Try it
Within the entries below, how many lines carry the word "Flag"? State the number and stop.
── Raw data ──
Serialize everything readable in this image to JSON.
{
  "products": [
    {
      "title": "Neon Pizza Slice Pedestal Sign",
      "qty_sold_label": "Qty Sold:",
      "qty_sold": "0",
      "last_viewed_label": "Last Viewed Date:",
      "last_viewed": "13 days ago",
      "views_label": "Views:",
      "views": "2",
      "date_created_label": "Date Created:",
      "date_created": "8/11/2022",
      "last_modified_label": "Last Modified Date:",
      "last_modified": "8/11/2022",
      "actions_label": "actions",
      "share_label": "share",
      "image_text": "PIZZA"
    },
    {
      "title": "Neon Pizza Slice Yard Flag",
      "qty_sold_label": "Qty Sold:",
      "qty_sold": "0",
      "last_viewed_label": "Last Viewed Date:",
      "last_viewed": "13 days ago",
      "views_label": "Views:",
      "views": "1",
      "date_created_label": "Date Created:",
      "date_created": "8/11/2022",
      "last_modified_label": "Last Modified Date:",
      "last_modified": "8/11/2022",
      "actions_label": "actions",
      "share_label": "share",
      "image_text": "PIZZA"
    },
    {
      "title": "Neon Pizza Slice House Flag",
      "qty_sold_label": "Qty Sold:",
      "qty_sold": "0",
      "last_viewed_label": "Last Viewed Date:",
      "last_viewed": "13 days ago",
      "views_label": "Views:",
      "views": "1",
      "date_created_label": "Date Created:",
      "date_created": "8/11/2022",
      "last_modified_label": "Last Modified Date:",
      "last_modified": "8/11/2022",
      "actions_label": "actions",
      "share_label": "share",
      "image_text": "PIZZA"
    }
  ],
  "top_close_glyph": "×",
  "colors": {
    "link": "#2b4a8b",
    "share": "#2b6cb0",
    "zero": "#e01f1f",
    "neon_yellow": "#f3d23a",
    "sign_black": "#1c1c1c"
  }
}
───
Exercise response
2